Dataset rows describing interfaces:
- - - - -
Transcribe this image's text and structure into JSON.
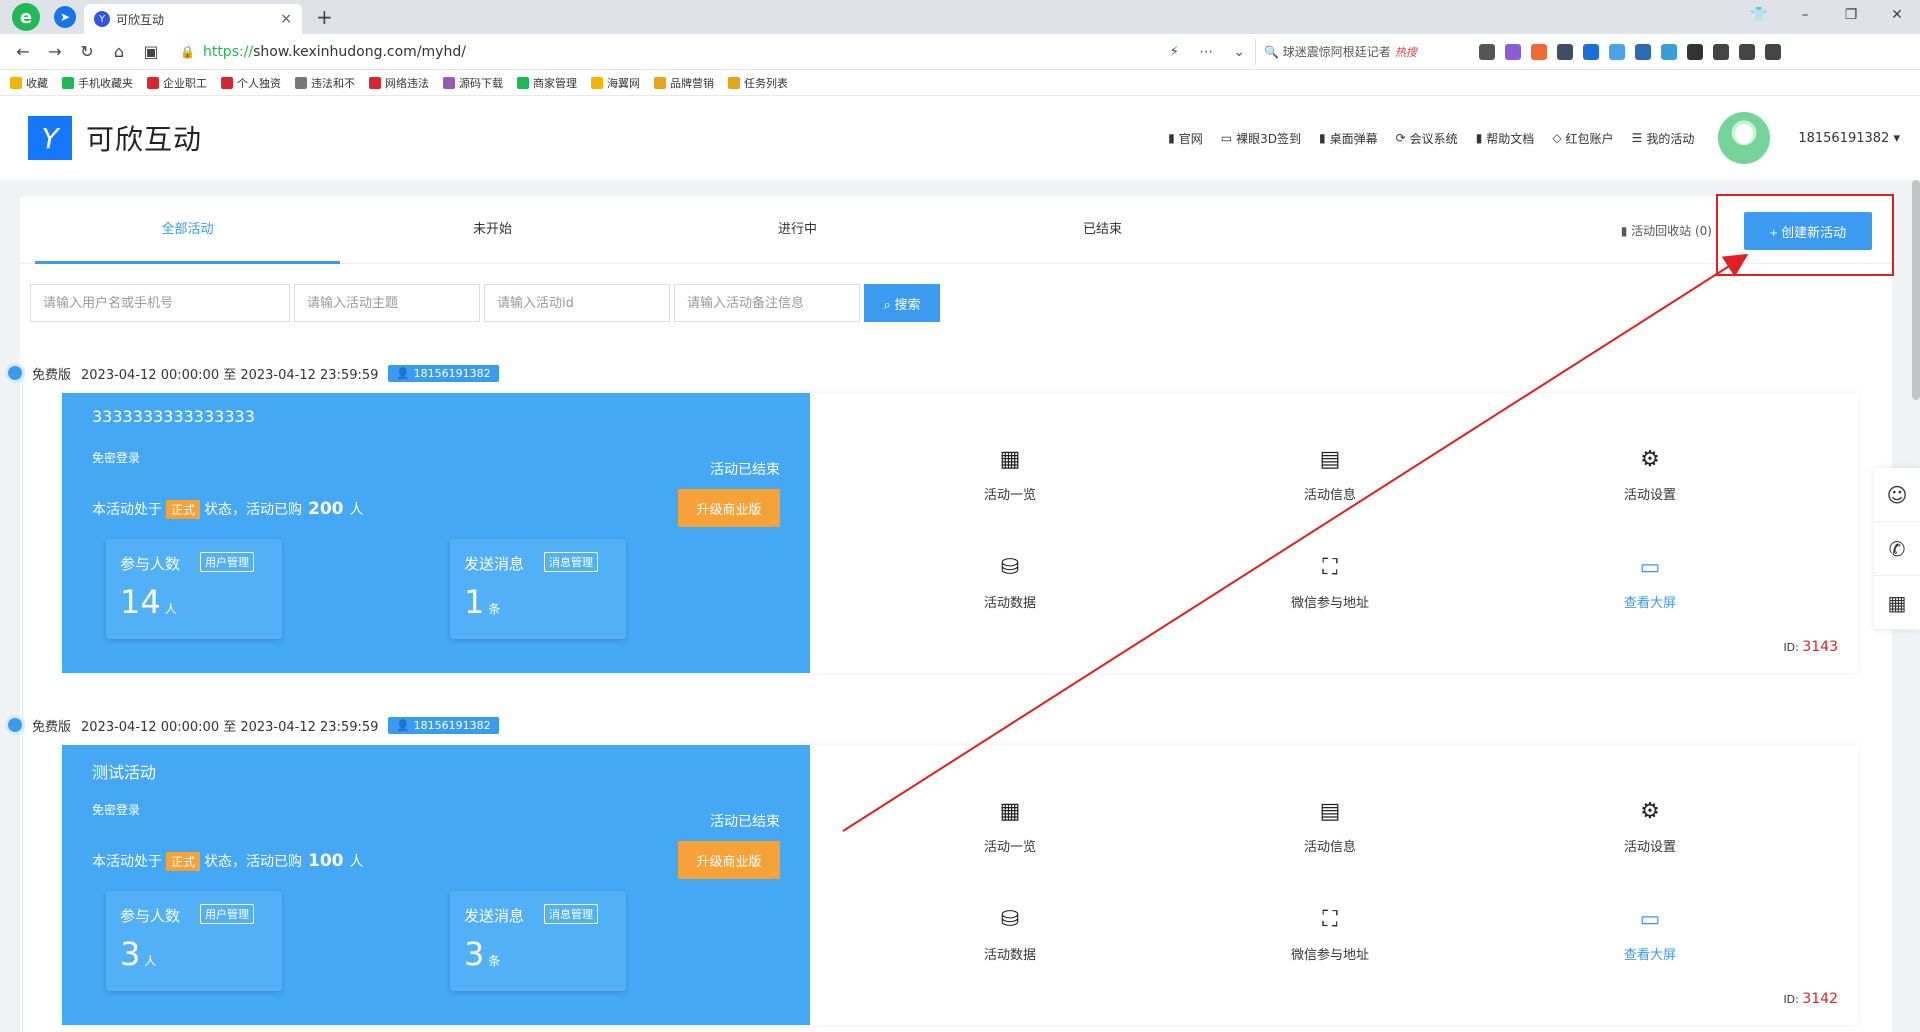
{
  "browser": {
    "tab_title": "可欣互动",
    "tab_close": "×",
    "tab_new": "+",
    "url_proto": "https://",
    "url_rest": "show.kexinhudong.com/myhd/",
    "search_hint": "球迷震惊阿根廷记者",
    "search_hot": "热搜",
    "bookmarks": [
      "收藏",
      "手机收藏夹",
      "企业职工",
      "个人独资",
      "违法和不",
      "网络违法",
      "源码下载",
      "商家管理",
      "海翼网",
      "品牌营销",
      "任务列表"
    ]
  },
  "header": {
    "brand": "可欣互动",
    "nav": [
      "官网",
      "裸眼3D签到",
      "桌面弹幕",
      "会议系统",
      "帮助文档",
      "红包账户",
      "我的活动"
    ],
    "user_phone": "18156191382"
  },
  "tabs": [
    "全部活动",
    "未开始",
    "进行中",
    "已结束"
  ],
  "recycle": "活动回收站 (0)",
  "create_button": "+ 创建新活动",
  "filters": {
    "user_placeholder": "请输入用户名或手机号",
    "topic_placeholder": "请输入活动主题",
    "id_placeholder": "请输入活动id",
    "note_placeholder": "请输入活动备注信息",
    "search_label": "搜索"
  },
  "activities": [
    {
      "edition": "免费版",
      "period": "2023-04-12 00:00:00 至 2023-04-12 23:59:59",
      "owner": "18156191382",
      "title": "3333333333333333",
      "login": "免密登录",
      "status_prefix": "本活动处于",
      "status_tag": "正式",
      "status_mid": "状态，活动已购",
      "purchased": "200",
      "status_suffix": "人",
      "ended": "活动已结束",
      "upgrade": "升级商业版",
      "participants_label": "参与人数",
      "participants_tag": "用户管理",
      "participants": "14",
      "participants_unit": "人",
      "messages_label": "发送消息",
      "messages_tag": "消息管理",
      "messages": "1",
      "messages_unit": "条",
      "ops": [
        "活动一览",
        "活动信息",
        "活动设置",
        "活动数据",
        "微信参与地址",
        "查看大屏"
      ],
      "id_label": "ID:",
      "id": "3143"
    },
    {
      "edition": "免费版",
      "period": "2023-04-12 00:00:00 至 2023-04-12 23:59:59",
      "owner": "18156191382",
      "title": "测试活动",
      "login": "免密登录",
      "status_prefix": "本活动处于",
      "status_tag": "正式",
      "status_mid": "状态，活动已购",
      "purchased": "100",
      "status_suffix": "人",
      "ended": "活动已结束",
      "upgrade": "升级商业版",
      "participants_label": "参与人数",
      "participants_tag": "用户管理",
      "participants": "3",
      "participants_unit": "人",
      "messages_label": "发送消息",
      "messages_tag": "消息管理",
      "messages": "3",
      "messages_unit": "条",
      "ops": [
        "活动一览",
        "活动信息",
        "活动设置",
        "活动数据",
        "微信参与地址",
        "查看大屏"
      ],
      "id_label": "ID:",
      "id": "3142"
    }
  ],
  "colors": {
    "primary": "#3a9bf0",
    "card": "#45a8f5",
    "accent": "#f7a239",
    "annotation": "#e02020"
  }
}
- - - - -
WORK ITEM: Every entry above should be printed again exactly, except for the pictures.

ANSWER SPACE:
Transcribe this image's text and structure into JSON.
{
  "browser": {
    "tab_title": "可欣互动",
    "tab_close": "×",
    "tab_new": "+",
    "url_proto": "https://",
    "url_rest": "show.kexinhudong.com/myhd/",
    "search_hint": "球迷震惊阿根廷记者",
    "search_hot": "热搜",
    "bookmarks": [
      "收藏",
      "手机收藏夹",
      "企业职工",
      "个人独资",
      "违法和不",
      "网络违法",
      "源码下载",
      "商家管理",
      "海翼网",
      "品牌营销",
      "任务列表"
    ]
  },
  "header": {
    "brand": "可欣互动",
    "nav": [
      "官网",
      "裸眼3D签到",
      "桌面弹幕",
      "会议系统",
      "帮助文档",
      "红包账户",
      "我的活动"
    ],
    "user_phone": "18156191382"
  },
  "tabs": [
    "全部活动",
    "未开始",
    "进行中",
    "已结束"
  ],
  "recycle": "活动回收站 (0)",
  "create_button": "+ 创建新活动",
  "filters": {
    "user_placeholder": "请输入用户名或手机号",
    "topic_placeholder": "请输入活动主题",
    "id_placeholder": "请输入活动id",
    "note_placeholder": "请输入活动备注信息",
    "search_label": "搜索"
  },
  "activities": [
    {
      "edition": "免费版",
      "period": "2023-04-12 00:00:00 至 2023-04-12 23:59:59",
      "owner": "18156191382",
      "title": "3333333333333333",
      "login": "免密登录",
      "status_prefix": "本活动处于",
      "status_tag": "正式",
      "status_mid": "状态，活动已购",
      "purchased": "200",
      "status_suffix": "人",
      "ended": "活动已结束",
      "upgrade": "升级商业版",
      "participants_label": "参与人数",
      "participants_tag": "用户管理",
      "participants": "14",
      "participants_unit": "人",
      "messages_label": "发送消息",
      "messages_tag": "消息管理",
      "messages": "1",
      "messages_unit": "条",
      "ops": [
        "活动一览",
        "活动信息",
        "活动设置",
        "活动数据",
        "微信参与地址",
        "查看大屏"
      ],
      "id_label": "ID:",
      "id": "3143"
    },
    {
      "edition": "免费版",
      "period": "2023-04-12 00:00:00 至 2023-04-12 23:59:59",
      "owner": "18156191382",
      "title": "测试活动",
      "login": "免密登录",
      "status_prefix": "本活动处于",
      "status_tag": "正式",
      "status_mid": "状态，活动已购",
      "purchased": "100",
      "status_suffix": "人",
      "ended": "活动已结束",
      "upgrade": "升级商业版",
      "participants_label": "参与人数",
      "participants_tag": "用户管理",
      "participants": "3",
      "participants_unit": "人",
      "messages_label": "发送消息",
      "messages_tag": "消息管理",
      "messages": "3",
      "messages_unit": "条",
      "ops": [
        "活动一览",
        "活动信息",
        "活动设置",
        "活动数据",
        "微信参与地址",
        "查看大屏"
      ],
      "id_label": "ID:",
      "id": "3142"
    }
  ],
  "colors": {
    "primary": "#3a9bf0",
    "card": "#45a8f5",
    "accent": "#f7a239",
    "annotation": "#e02020"
  }
}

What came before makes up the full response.